The task: Write the data out again exactly and in full.

(Records Opens)

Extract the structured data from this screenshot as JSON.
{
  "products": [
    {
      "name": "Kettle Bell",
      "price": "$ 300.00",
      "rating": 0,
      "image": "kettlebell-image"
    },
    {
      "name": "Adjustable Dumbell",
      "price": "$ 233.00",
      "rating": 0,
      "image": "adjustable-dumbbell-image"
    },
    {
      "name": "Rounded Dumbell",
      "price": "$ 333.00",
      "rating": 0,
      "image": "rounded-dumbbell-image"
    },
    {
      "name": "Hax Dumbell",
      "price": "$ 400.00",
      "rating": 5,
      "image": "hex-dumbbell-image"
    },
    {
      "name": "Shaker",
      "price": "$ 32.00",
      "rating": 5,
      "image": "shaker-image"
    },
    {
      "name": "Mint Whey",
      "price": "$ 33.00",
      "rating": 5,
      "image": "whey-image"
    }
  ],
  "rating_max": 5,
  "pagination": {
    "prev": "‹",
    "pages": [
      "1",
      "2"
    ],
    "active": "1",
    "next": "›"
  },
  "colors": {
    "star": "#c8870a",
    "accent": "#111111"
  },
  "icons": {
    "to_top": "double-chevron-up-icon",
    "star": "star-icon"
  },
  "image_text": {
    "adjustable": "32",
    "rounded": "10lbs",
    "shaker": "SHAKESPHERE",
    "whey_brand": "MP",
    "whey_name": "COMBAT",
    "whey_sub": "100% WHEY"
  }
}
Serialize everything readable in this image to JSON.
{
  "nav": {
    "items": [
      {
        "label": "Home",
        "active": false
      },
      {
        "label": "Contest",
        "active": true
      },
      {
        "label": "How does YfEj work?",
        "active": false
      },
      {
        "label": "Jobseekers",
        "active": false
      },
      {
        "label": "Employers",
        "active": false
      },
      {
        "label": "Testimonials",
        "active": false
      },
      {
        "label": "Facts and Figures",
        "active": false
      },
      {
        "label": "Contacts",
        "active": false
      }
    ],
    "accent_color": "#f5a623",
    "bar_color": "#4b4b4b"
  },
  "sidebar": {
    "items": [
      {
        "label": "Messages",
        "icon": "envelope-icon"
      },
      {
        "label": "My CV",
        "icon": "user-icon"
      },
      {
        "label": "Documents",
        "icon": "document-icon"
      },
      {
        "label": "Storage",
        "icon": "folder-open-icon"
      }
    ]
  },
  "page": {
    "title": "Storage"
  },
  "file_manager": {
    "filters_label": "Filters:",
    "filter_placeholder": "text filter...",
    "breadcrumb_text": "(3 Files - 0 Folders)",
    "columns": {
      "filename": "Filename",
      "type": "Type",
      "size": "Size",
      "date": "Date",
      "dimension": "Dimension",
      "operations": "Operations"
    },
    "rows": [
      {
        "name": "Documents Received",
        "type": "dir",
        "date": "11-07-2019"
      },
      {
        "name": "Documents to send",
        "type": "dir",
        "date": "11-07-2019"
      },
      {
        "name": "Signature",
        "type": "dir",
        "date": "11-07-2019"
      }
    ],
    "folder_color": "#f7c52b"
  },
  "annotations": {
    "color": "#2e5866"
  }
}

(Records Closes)

Completed exercise:
Extract the structured data from this screenshot as JSON.
{
  "products": [
    {
      "name": "Kettle Bell",
      "price": "$ 300.00",
      "rating": 0,
      "image": "kettlebell-image"
    },
    {
      "name": "Adjustable Dumbell",
      "price": "$ 233.00",
      "rating": 0,
      "image": "adjustable-dumbbell-image"
    },
    {
      "name": "Rounded Dumbell",
      "price": "$ 333.00",
      "rating": 0,
      "image": "rounded-dumbbell-image"
    },
    {
      "name": "Hax Dumbell",
      "price": "$ 400.00",
      "rating": 5,
      "image": "hex-dumbbell-image"
    },
    {
      "name": "Shaker",
      "price": "$ 32.00",
      "rating": 5,
      "image": "shaker-image"
    },
    {
      "name": "Mint Whey",
      "price": "$ 33.00",
      "rating": 5,
      "image": "whey-image"
    }
  ],
  "rating_max": 5,
  "pagination": {
    "prev": "‹",
    "pages": [
      "1",
      "2"
    ],
    "active": "1",
    "next": "›"
  },
  "colors": {
    "star": "#c8870a",
    "accent": "#111111"
  },
  "icons": {
    "to_top": "double-chevron-up-icon",
    "star": "star-icon"
  },
  "image_text": {
    "adjustable": "32",
    "rounded": "10lbs",
    "shaker": "SHAKESPHERE",
    "whey_brand": "MP",
    "whey_name": "COMBAT",
    "whey_sub": "100% WHEY"
  }
}
Serialize everything readable in this image to JSON.
{
  "nav": {
    "items": [
      {
        "label": "Home",
        "active": false
      },
      {
        "label": "Contest",
        "active": true
      },
      {
        "label": "How does YfEj work?",
        "active": false
      },
      {
        "label": "Jobseekers",
        "active": false
      },
      {
        "label": "Employers",
        "active": false
      },
      {
        "label": "Testimonials",
        "active": false
      },
      {
        "label": "Facts and Figures",
        "active": false
      },
      {
        "label": "Contacts",
        "active": false
      }
    ],
    "accent_color": "#f5a623",
    "bar_color": "#4b4b4b"
  },
  "sidebar": {
    "items": [
      {
        "label": "Messages",
        "icon": "envelope-icon"
      },
      {
        "label": "My CV",
        "icon": "user-icon"
      },
      {
        "label": "Documents",
        "icon": "document-icon"
      },
      {
        "label": "Storage",
        "icon": "folder-open-icon"
      }
    ]
  },
  "page": {
    "title": "Storage"
  },
  "file_manager": {
    "filters_label": "Filters:",
    "filter_placeholder": "text filter...",
    "breadcrumb_text": "(3 Files - 0 Folders)",
    "columns": {
      "filename": "Filename",
      "type": "Type",
      "size": "Size",
      "date": "Date",
      "dimension": "Dimension",
      "operations": "Operations"
    },
    "rows": [
      {
        "name": "Documents Received",
        "type": "dir",
        "date": "11-07-2019"
      },
      {
        "name": "Documents to send",
        "type": "dir",
        "date": "11-07-2019"
      },
      {
        "name": "Signature",
        "type": "dir",
        "date": "11-07-2019"
      }
    ],
    "folder_color": "#f7c52b"
  },
  "annotations": {
    "color": "#2e5866"
  }
}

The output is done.